BLACK BEAUTY LOOMS
Celebrated Aussie director Bruce Beresford’s new film Ladies In Black proved a labour of love as he fulfilled a promise to an old friend
It was a film 24 years in the making, but director Bruce Beresford was determined to see Ladies In Black make it to the big screen. Based on the book The Women In Black – written by his old University of Sydney pal Madeleine St John – the film’s release this week will be the realisation of a promise made long ago, Beresford says.
“I told her I’d make the film before she died, but she let me down,” he says affectionately of the author and friend who died in 2006.
“But my enthusiasm never wavered. Unfortunately not everybody shared my enthusiasm for (the novel).
“At one point I had American investors on board but they wanted me to set the story in America. And the story would have worked in America, but I didn’t want to do that, I wanted it to stay true to Madeleine’s story and she had written it set in Australia.”
At 77, Beresford has an impressive list of acclaimed movies he has directed, spanning a career of almost 50 years, including Puberty Blues, Breaker Morant, Mao’s Last Dancer, Black Robe and Driving Miss Daisy – which won four Oscars in 1990 including Best Picture.

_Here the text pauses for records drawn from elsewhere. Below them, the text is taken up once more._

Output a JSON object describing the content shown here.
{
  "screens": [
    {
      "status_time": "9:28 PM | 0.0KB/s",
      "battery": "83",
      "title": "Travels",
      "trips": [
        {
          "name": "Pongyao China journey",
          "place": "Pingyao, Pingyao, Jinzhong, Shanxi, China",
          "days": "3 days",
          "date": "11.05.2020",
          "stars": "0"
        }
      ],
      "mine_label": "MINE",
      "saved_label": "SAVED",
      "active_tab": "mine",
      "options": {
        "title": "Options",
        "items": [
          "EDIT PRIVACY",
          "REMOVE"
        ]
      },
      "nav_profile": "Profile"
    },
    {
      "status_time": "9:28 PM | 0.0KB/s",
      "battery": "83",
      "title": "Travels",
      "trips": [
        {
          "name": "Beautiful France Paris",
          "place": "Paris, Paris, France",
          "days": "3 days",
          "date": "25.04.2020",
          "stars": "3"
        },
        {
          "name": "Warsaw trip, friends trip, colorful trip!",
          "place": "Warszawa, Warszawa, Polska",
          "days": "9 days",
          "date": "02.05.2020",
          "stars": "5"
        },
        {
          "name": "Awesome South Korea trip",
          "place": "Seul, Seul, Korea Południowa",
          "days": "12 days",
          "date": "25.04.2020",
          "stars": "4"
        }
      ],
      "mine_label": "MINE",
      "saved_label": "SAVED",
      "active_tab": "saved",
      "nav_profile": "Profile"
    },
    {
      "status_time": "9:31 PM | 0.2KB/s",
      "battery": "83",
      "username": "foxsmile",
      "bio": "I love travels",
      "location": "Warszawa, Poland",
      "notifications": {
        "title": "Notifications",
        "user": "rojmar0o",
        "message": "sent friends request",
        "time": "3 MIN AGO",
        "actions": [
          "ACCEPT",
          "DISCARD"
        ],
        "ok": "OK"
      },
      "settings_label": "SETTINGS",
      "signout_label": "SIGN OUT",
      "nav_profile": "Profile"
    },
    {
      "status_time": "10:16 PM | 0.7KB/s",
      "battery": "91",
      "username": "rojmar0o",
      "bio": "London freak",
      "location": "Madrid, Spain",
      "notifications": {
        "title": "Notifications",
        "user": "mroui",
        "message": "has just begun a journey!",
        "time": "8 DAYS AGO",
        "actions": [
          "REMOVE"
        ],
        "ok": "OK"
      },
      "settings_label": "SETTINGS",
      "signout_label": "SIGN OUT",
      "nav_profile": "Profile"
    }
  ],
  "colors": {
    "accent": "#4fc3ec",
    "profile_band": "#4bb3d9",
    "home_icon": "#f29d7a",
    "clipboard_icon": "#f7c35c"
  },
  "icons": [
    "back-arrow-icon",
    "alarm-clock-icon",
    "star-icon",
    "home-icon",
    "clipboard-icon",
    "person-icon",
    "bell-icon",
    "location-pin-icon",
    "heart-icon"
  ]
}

After an absence of almost 10 years, Ladies In Black led to the director working in Australia again.
The film follows the lives of four women who work in a fictional Sydney department store, loosely based on David Jones, during the summer of 1959.
It’s a decade in Australian history that, on one hand holds a nostalgic pull for Beresford who was a teenager in Toongabbie in the ’50s, and on the other is a source of a little disdain.
“Australia was rather boring in the 1950s, at least I found it rather boring,” he says.
“I went to London after I graduated from university in the 1960s and I’m rather glad I did because Australia then was very Anglo-Saxon, very conventional and rather stiff.
“There were no films on Sundays, and to see a film as a teenager I remember I had to travel quite far – I would go to Watsons Bay on a tram from where I lived out west because they would show old films as revival screenings there.”
But this experience didn’t hamper Beresford’s enthusiasm to make a film set in the era, which he says positively highlighted the coming of migrants and the impact their arrival had on Australian culture.
“They changed so much for Australia, they brought new foods and so much culture to this country,” he says.
His half-century working in the film industry has given Beresford a bird’s-eye view of the business, which he has commemorated in a few memoir-style books including The Best Film I Never Made, Josh Hartnett Definitely Wants To Do This and There’s A Fax From Bruce.
The director is quite candid about his dealings with some of the biggest names in the industry, which has sometimes left him open to criticism, most famously when he said Toni Collette had overacted in the movie Japanese Story, a comment he says was totally blown out of proportion.
In fact, Beresford is entirely enthusiastic about Australian actors, in particular 17-yearold Angourie Rice who stars as suburban teen Lisa Miles in Ladies In Black.
“Angourie Rice was absolutely delightful to direct,” he says.
“She’s one of those actors who have such refined instincts, an innate sense as an actor – and at her age! And she was incredibly engaging, focused and with sheer talent on top of it all.”
Beresford, currently based in Sydney, plans on directing an opera in Melbourne in October. But he is also scouting around for his next film project – and is not at all ready to retire.
“I read every project and script sent to me, why wouldn’t I?” he asks.
“I get a few a week. Sometimes if it’s lousy I stop about a quarter of the way in. I ask myself ‘Do I really want to tie myself up for a year with this?’ which is about how long a film takes to make.” Ladies In Black opens in cinemas nationally today
Angourie Rice stars in Ladies In Black, a film following the lives of four women working in a Sydney department store in 1959.